Showing how dangerous things have become, Ukraine has mobilised a National Guard of some 60,000 and the government has authorised troops to fire in “self-defence”. Further increasing tensions, a spokesperson for the Ukraine military said on March 18 that one of its officers had been killed in an attack on a base in the Crimean capital of Simferopol - at the same time, pro-Kremlin authorities reported that a member of their own forces had also been killed in the same incident. Ominously, the acting interim prime minister of Ukraine, Arseniy Yatsenyuk, told an emergency meeting that the conflict is “shifting from a political to a military stage”. Not that the west wants a military showdown with Russia. But, the more the crisis drags on, and the more belligerent US officials become, the greater the possibility that an ‘unexpected situation’ might occur - leading to a hot war of some shape and size l

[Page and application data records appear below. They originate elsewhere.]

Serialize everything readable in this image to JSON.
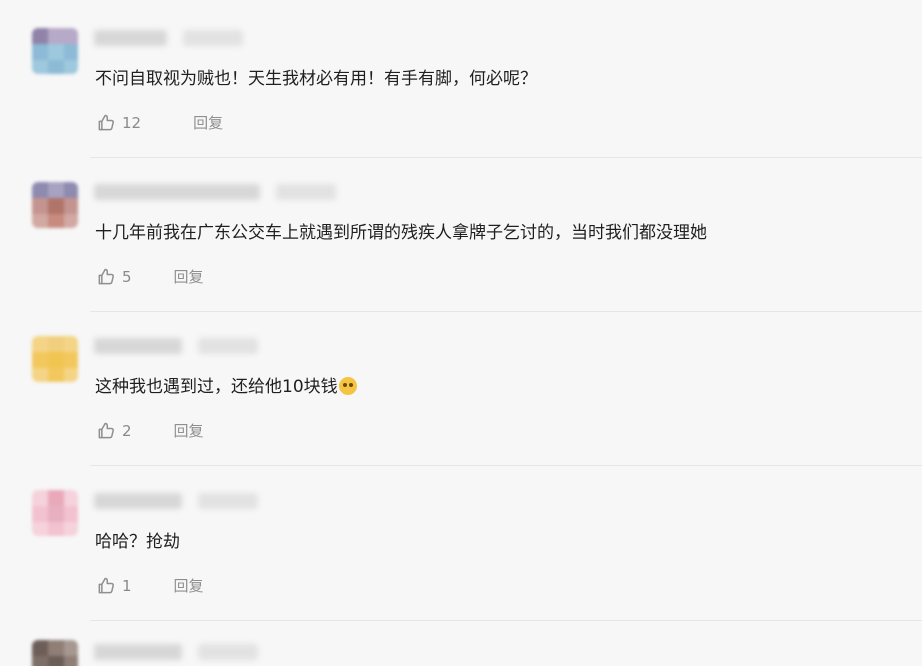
{
  "comments": [
    {
      "text": "不问自取视为贼也！天生我材必有用！有手有脚，何必呢？",
      "likes": "12",
      "reply": "回复",
      "has_emoji": false,
      "avatar_colors": [
        "#8f83a8",
        "#b6aac8",
        "#8dbad6",
        "#9dc8dd"
      ]
    },
    {
      "text": "十几年前我在广东公交车上就遇到所谓的残疾人拿牌子乞讨的，当时我们都没理她",
      "likes": "5",
      "reply": "回复",
      "has_emoji": false,
      "avatar_colors": [
        "#8e8ab0",
        "#c49490",
        "#b07468",
        "#d1a8a2"
      ]
    },
    {
      "text": "这种我也遇到过，还给他10块钱",
      "likes": "2",
      "reply": "回复",
      "has_emoji": true,
      "avatar_colors": [
        "#f0cf7e",
        "#f2c85e",
        "#f4d486",
        "#f0c552"
      ]
    },
    {
      "text": "哈哈？抢劫",
      "likes": "1",
      "reply": "回复",
      "has_emoji": false,
      "avatar_colors": [
        "#f3c2cf",
        "#e9a9ba",
        "#f5d2dc",
        "#e7b0c0"
      ]
    }
  ],
  "partial_comment": {
    "avatar_colors": [
      "#6d5d58",
      "#8f7f77",
      "#a69891",
      "#7d6f68"
    ]
  }
}
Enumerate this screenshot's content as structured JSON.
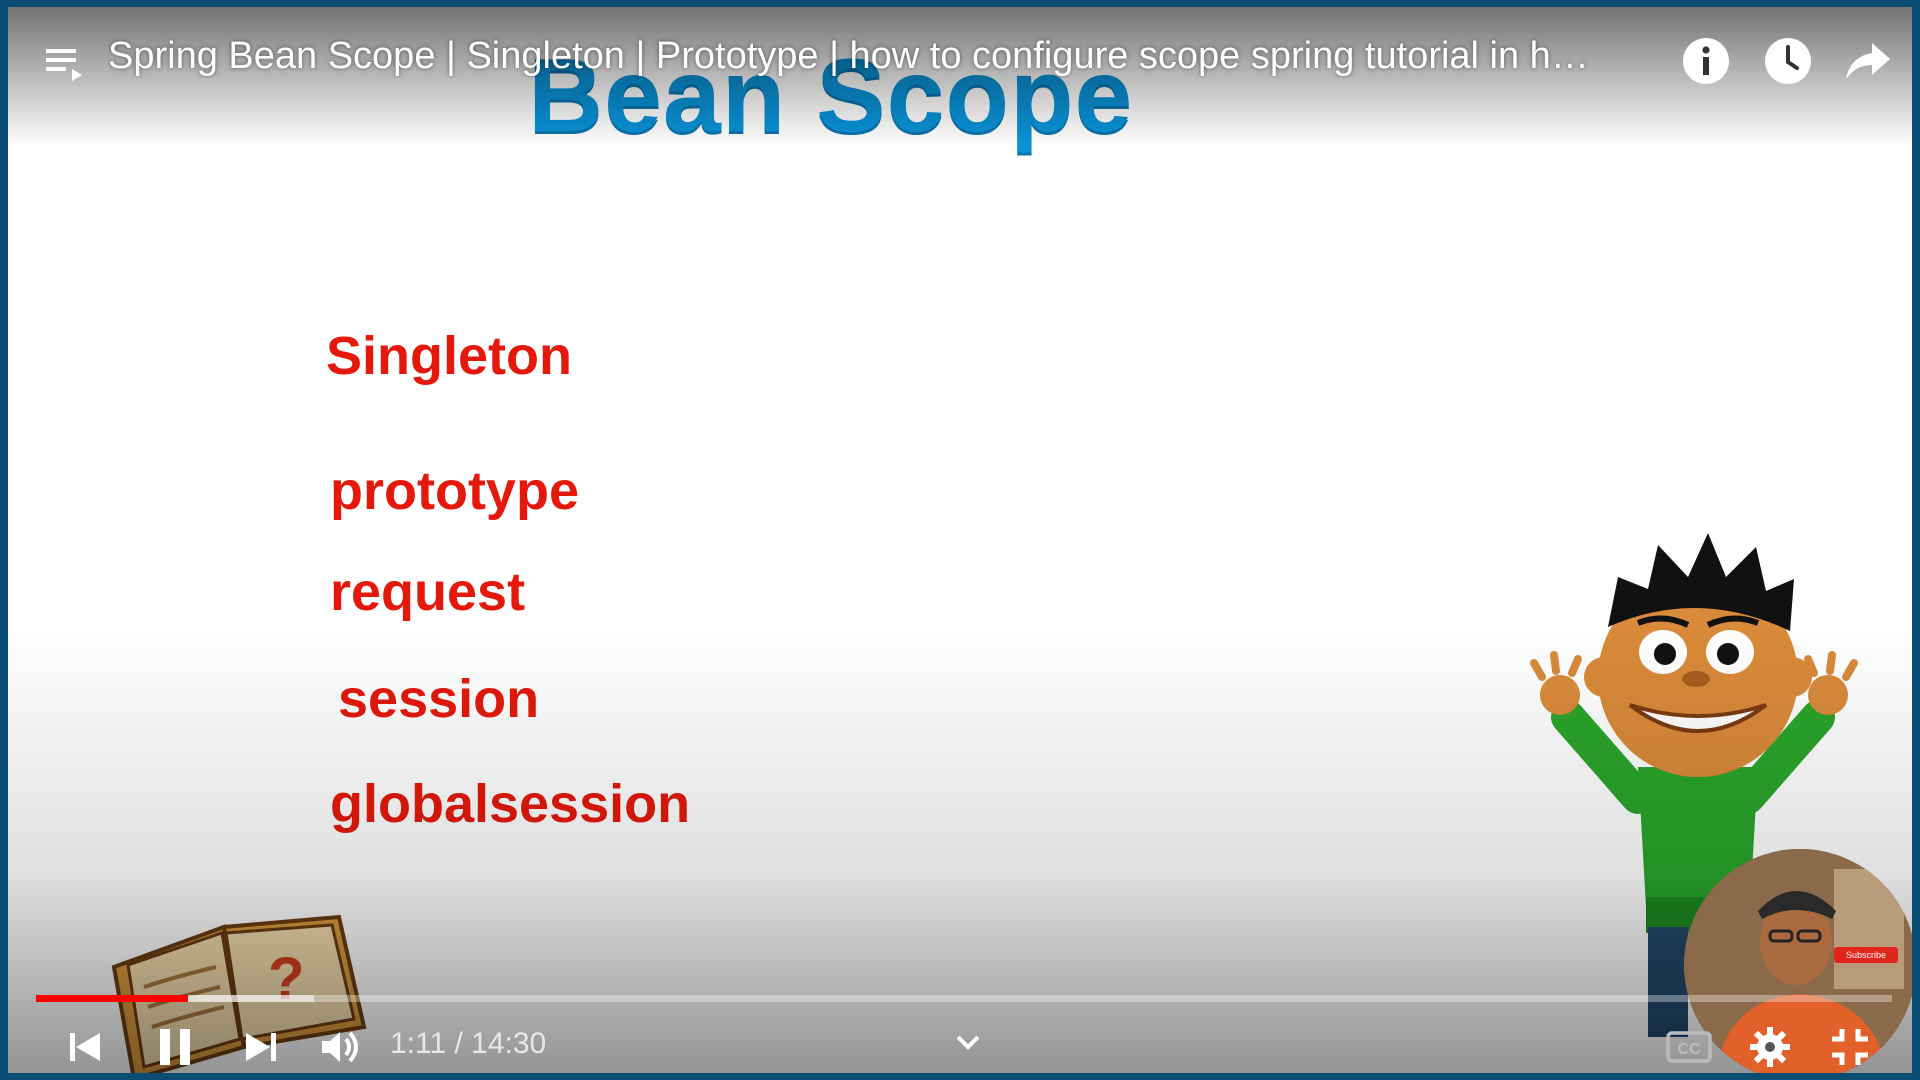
{
  "video": {
    "title": "Spring Bean Scope | Singleton | Prototype | how to configure scope spring tutorial in h…"
  },
  "slide": {
    "heading": "Bean Scope",
    "items": [
      "Singleton",
      "prototype",
      "request",
      "session",
      "globalsession"
    ]
  },
  "player": {
    "time": "1:11 / 14:30",
    "progress_played": 0.082,
    "progress_buffered": 0.15,
    "cc_label": "CC",
    "subscribe_label": "Subscribe"
  },
  "icons": {
    "playlist": "playlist-icon",
    "info": "info-icon",
    "watch_later": "clock-icon",
    "share": "share-icon",
    "prev": "previous-icon",
    "pause": "pause-icon",
    "next": "next-icon",
    "volume": "volume-icon",
    "chevron": "chevron-down-icon",
    "cc": "captions-icon",
    "settings": "gear-icon",
    "fullscreen": "exit-fullscreen-icon"
  },
  "colors": {
    "heading": "#0a93d8",
    "item": "#e4190b",
    "progress_played": "#ff0000",
    "frame_border": "#0a4d73"
  }
}
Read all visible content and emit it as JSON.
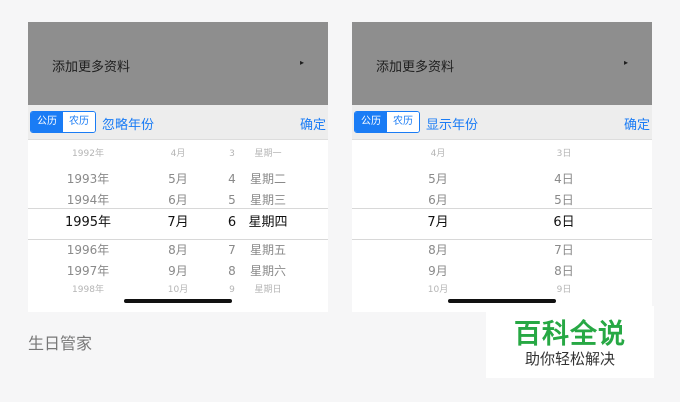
{
  "left_phone": {
    "overlay_label": "添加更多资料",
    "overlay_arrow": "▸",
    "calendar_solar": "公历",
    "calendar_lunar": "农历",
    "year_toggle": "忽略年份",
    "confirm": "确定",
    "columns": {
      "year": [
        "1992年",
        "1993年",
        "1994年",
        "1995年",
        "1996年",
        "1997年",
        "1998年"
      ],
      "month": [
        "4月",
        "5月",
        "6月",
        "7月",
        "8月",
        "9月",
        "10月"
      ],
      "day": [
        "3",
        "4",
        "5",
        "6",
        "7",
        "8",
        "9"
      ],
      "weekday": [
        "星期一",
        "星期二",
        "星期三",
        "星期四",
        "星期五",
        "星期六",
        "星期日"
      ]
    }
  },
  "right_phone": {
    "overlay_label": "添加更多资料",
    "overlay_arrow": "▸",
    "calendar_solar": "公历",
    "calendar_lunar": "农历",
    "year_toggle": "显示年份",
    "confirm": "确定",
    "columns": {
      "month": [
        "4月",
        "5月",
        "6月",
        "7月",
        "8月",
        "9月",
        "10月"
      ],
      "day": [
        "3日",
        "4日",
        "5日",
        "6日",
        "7日",
        "8日",
        "9日"
      ]
    }
  },
  "caption": "生日管家",
  "watermark": {
    "main": "百科全说",
    "sub": "助你轻松解决"
  },
  "colors": {
    "accent": "#1a7cf5",
    "overlay": "#8e8e8e",
    "watermark_green": "#27a844"
  }
}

1. www.workersliberty.org/story/2014/03/11/ ukraine-russian-troops-out.

2. In 1944, Bandera moved the headquarters of the OUN(B) to Berlin - Germany supplying it with arms and equipment to use behind Soviet lines, also training its members in terrorist techniques and intelligence gathering.

3. www.presstv.ir/detail/2014/03/17/355058/ crimea-nationalizes-ukraine-property.

4. Which issued an appalling 10-point ‘plan for social change’, saying, for example, that Ukraine “should follow the example of Iceland” and that there should be “reductions” in spending on the security apparatus of the state (www.criticatac.ro/ lefteast/manifesto-left-opposition-in-ukraine).